“If I told you, I’d have to kill you!”
- Book: The Spy Who Inspired Me
- Location: France
- Author: Stephen Clarke
“A spoof with suspense!” is how its author, Stephen Clarke describes this book and I probably couldn’t agree with that more. The pitch, pace, style and overall tone of the story, was apparent from the very first line and kept true to its beginnings, right to the very last full stop!
This unique and unconventional book still held on loosely to what I personally enjoy as a format for any story; it had a good opening which had me intrigued; a storyline that kept me wanting more and with some serious undertones which I also found interesting, but also a few laugh out loud moments; to an ending which although totally in keeping with the characters and as I soon worked out the wider spoof theme of the book (for any of you who are B*nd fans), wasn’t what I had expected, but left me satisfied with the outcome.
Whilst all the names in the book have been changed and aliased, including a good few notable names from the literary world, in an extremely humorous and clever way I might add, their real-life counterparts are fairly obvious for all to detect, in this full-blown parody of a story about one of the world’s most favourite fictional spies, as he embarks on what might well have been his debut adventure and which makes a fitting prologue to the long running book and film series, he has since made his own! Or, is this nothing more complicated than a nod to said spy books’ author, as he sets out on his own hypothetical, personal journey, resulting in the germ of an idea from which both stories, characters and films all stemmed!
Some of the nuances are subtle and needed a second take on the narrative to unravel them, some of them are about the size of a brick and hit you full-on in the face, just so there’s no mistaking what they are! That’s what makes this both a fun and frustrating read, at one and the same time.

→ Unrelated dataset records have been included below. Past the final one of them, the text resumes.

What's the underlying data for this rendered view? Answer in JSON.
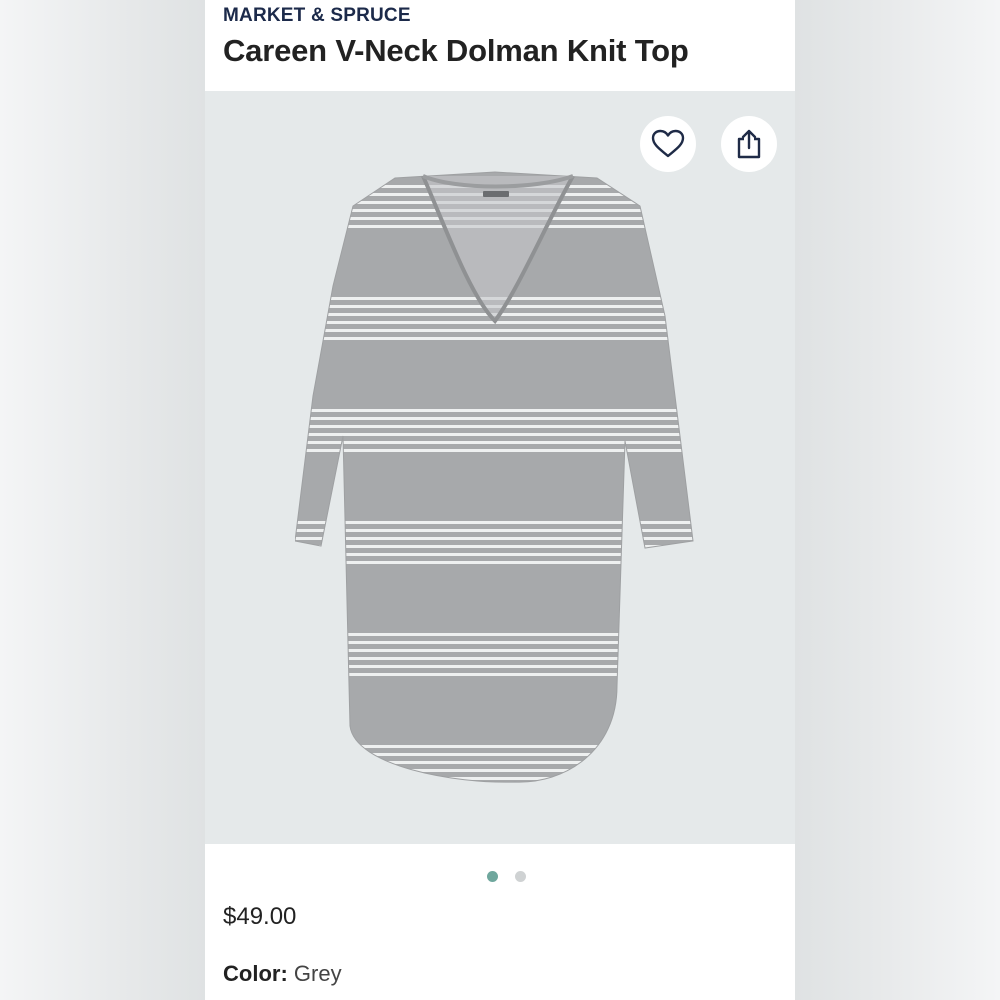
{
  "product": {
    "brand": "MARKET & SPRUCE",
    "title": "Careen V-Neck Dolman Knit Top",
    "price": "$49.00",
    "color_label": "Color:",
    "color_value": "Grey"
  },
  "gallery": {
    "image_count": 2,
    "active_index": 0
  },
  "icons": {
    "favorite": "heart-icon",
    "share": "share-icon"
  },
  "colors": {
    "brand_text": "#1c2a4a",
    "active_dot": "#6fa79d",
    "inactive_dot": "#cfd2d3",
    "image_background": "#e5e9ea"
  }
}
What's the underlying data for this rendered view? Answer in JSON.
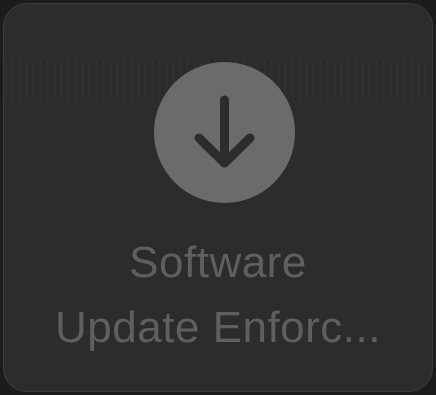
{
  "app_tile": {
    "icon": "download-arrow-icon",
    "label_line1": "Software",
    "label_line2": "Update Enforc...",
    "colors": {
      "background": "#2c2c2c",
      "icon_circle": "#6b6b6b",
      "icon_arrow": "#2c2c2c",
      "label_text": "#5f5f5f"
    }
  }
}
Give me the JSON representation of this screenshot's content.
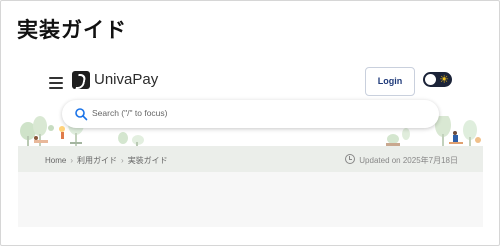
{
  "page": {
    "heading": "実装ガイド"
  },
  "header": {
    "menu_icon": "hamburger-icon",
    "logo_text": "UnivaPay",
    "login_label": "Login",
    "theme_toggle_icon": "sun-icon"
  },
  "search": {
    "placeholder": "Search (\"/\" to focus)",
    "icon": "search-icon"
  },
  "breadcrumb": {
    "items": [
      "Home",
      "利用ガイド",
      "実装ガイド"
    ],
    "separator": "›"
  },
  "updated": {
    "text": "Updated on 2025年7月18日",
    "icon": "clock-icon"
  },
  "colors": {
    "accent": "#1f3a7a",
    "search_icon": "#1a73e8",
    "crumb_bar": "#ebeeea",
    "toggle": "#1b2338"
  }
}
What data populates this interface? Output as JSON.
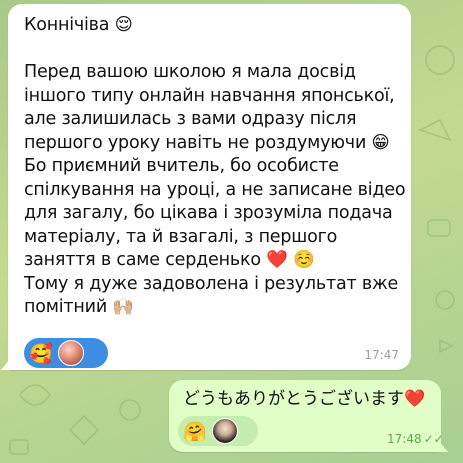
{
  "incoming_message": {
    "text": "Коннічіва 😌\n\nПеред вашою школою я мала досвід іншого типу онлайн навчання японської, але залишилась з вами одразу після першого уроку навіть не роздумуючи 😁\nБо приємний вчитель, бо особисте спілкування на уроці, а не записане відео для загалу, бо цікава і зрозуміла подача матеріалу, та й взагалі, з першого заняття в саме серденько ❤️ ☺️\nТому я дуже задоволена і результат вже помітний 🙌🏼",
    "reaction_emoji": "🥰",
    "time": "17:47"
  },
  "outgoing_message": {
    "text": "どうもありがとうございます❤️",
    "reaction_emoji": "🤗",
    "time": "17:48",
    "read_status": "✓✓"
  },
  "colors": {
    "incoming_bg": "#ffffff",
    "outgoing_bg": "#e1fec6",
    "incoming_reaction_bg": "#3d8ee3",
    "outgoing_reaction_bg": "#c5edb0"
  }
}
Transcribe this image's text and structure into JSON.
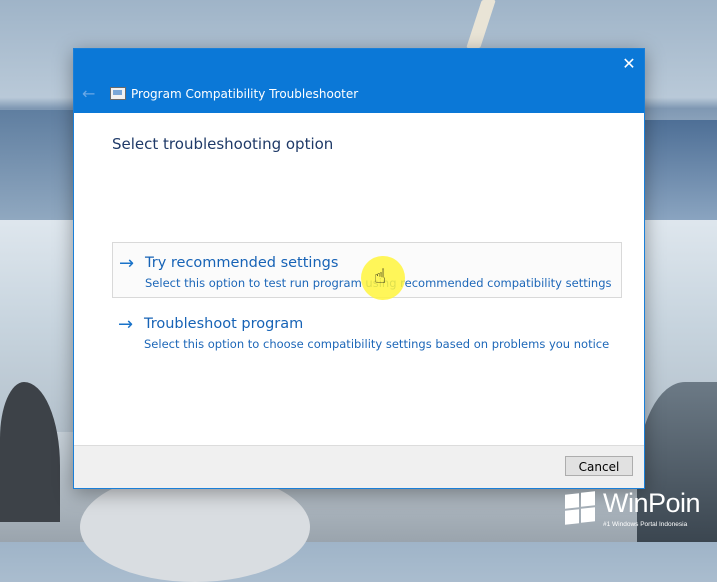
{
  "window": {
    "title": "Program Compatibility Troubleshooter",
    "close_glyph": "✕",
    "back_glyph": "←"
  },
  "content": {
    "heading": "Select troubleshooting option",
    "options": [
      {
        "arrow": "→",
        "title": "Try recommended settings",
        "description": "Select this option to test run program using recommended compatibility settings"
      },
      {
        "arrow": "→",
        "title": "Troubleshoot program",
        "description": "Select this option to choose compatibility settings based on problems you notice"
      }
    ]
  },
  "footer": {
    "cancel_label": "Cancel"
  },
  "watermark": {
    "brand": "WinPoin",
    "tagline": "#1 Windows Portal Indonesia"
  },
  "colors": {
    "titlebar": "#0b78d7",
    "link": "#1763b6",
    "heading": "#1f3a68"
  },
  "icons": {
    "app": "program-compatibility-icon",
    "cursor": "hand-pointer-icon"
  }
}
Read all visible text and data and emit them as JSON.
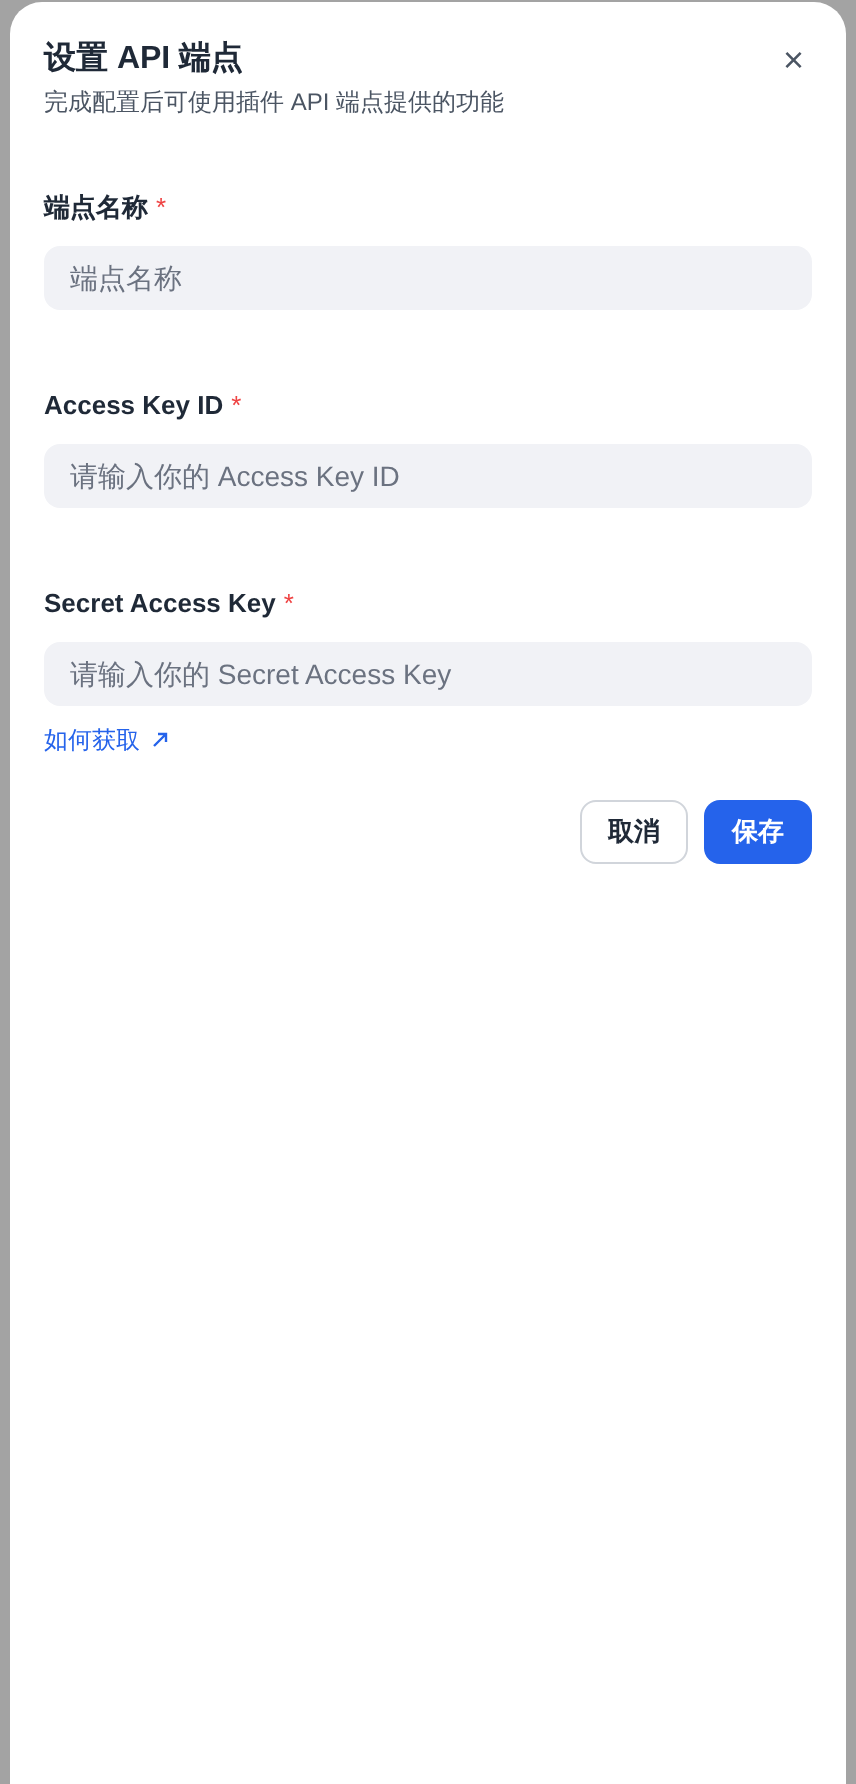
{
  "dialog": {
    "title": "设置 API 端点",
    "subtitle": "完成配置后可使用插件 API 端点提供的功能",
    "close_icon": "×",
    "fields": [
      {
        "label": "端点名称",
        "required_mark": "*",
        "placeholder": "端点名称"
      },
      {
        "label": "Access Key ID",
        "required_mark": "*",
        "placeholder": "请输入你的 Access Key ID"
      },
      {
        "label": "Secret Access Key",
        "required_mark": "*",
        "placeholder": "请输入你的 Secret Access Key"
      }
    ],
    "help_link": "如何获取",
    "buttons": [
      {
        "label": "取消",
        "kind": "secondary"
      },
      {
        "label": "保存",
        "kind": "primary"
      }
    ]
  }
}
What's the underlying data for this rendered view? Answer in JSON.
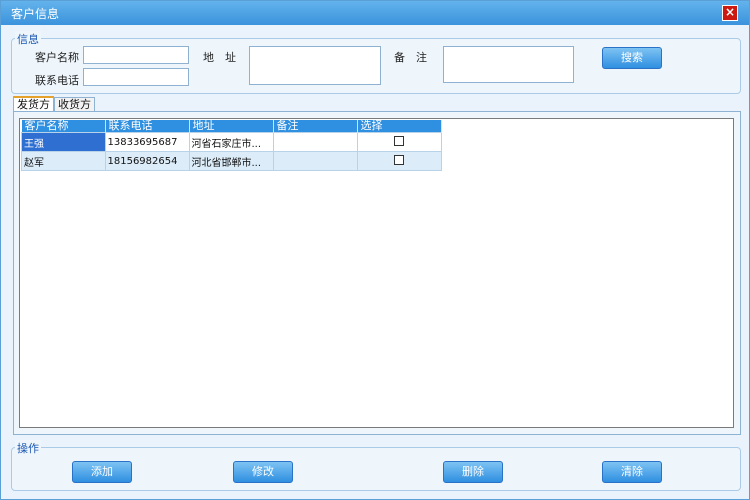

A good mix of plot and character driven narrative meant I had to be on the ball to keep up with all the innuendo and double entendre, which throughout the book constantly vied for attention with the suspense action scenes, where the much more serious subject of the actions of the World War Two French Resistance took centre stage, despite such forays still being treated to the skilled writing of a Stephen Clarke ‘makeover’.
I didn’t really find myself engaging with either of the two main protagonists, one of whom is as secretive and insular, as the other is gregarious and flamboyant, and neither have much genuine depth or loyalty. But I think that is exactly how Stephen intended it to be, as their union and mission are a transient moment in time, from which they are both destined to move on.
Margaux is the much stronger and multi-faceted character of the two and finds herself tasked with having to ‘babysit’ Leming, which she does with ill disguised disgust and contempt (although I suspect that she does come to have a grudging respect for him by the time the operation is over), whilst she completes her latest and definitely most difficult mission. She discovers that she personally has to pay a high price to avoid The Resistance being infiltrated and brought to its knees, which she does without hesitation and only the slightest of wobbles. I had thought that at this point she might have shown a modicum of emotion or distress, however Stephen has made her of sterner stuff than that and she leaves a very open-mouthed and quite distressed Lemming standing, as she moves quickly on.
Whilst our reluctant, chain-smoking, hero moans and grumbles his way through just about every aspect of the mission; from the fact that he can’t shower and shave daily, to his cigarettes have almost run out; that he has to share a pen with the pig in order to evade capture, to having remember how to ride a bike fast enough to outrun his captors and then have enough lung capacity to do it! I guess what really makes this self-confessed, lady-killer most upset though, is that Margaux has been given authority to run the show and she doesn’t trust him enough to confide in him what the mission is – plus she doesn’t immediately fall for his charms and has no intention of sleeping with him at the first opportunity which presents itself! There are signs that Lemming is beginning to realise just how self-centred he is, that he is not a team player, that he genuinely believes he is better than everyone else, and that he definitely believes he is God’s gift to all women!
So is this leopard about to change his spots? – Ah! now that would be telling!
Whilst I might have been asked to consider the idea that F*eming’s spy character B*nd might have indeed been inspired by a woman, as a keen B*nd fan and having watched the many characters who have taken and adapted his persona over the years, it appears to me that the character of Lemming is B*nd down to a ‘T’ and definitely nothing like his uber organised and methodical female companion.
This book is a timely and fitting tribute to the late S*an Co*nery, the man who for me, will always be synonymous with the character of J*mes B*nd.
However from Lemmings point of view, I think even he would agree, that the ‘female of the species is more deadly than the male!’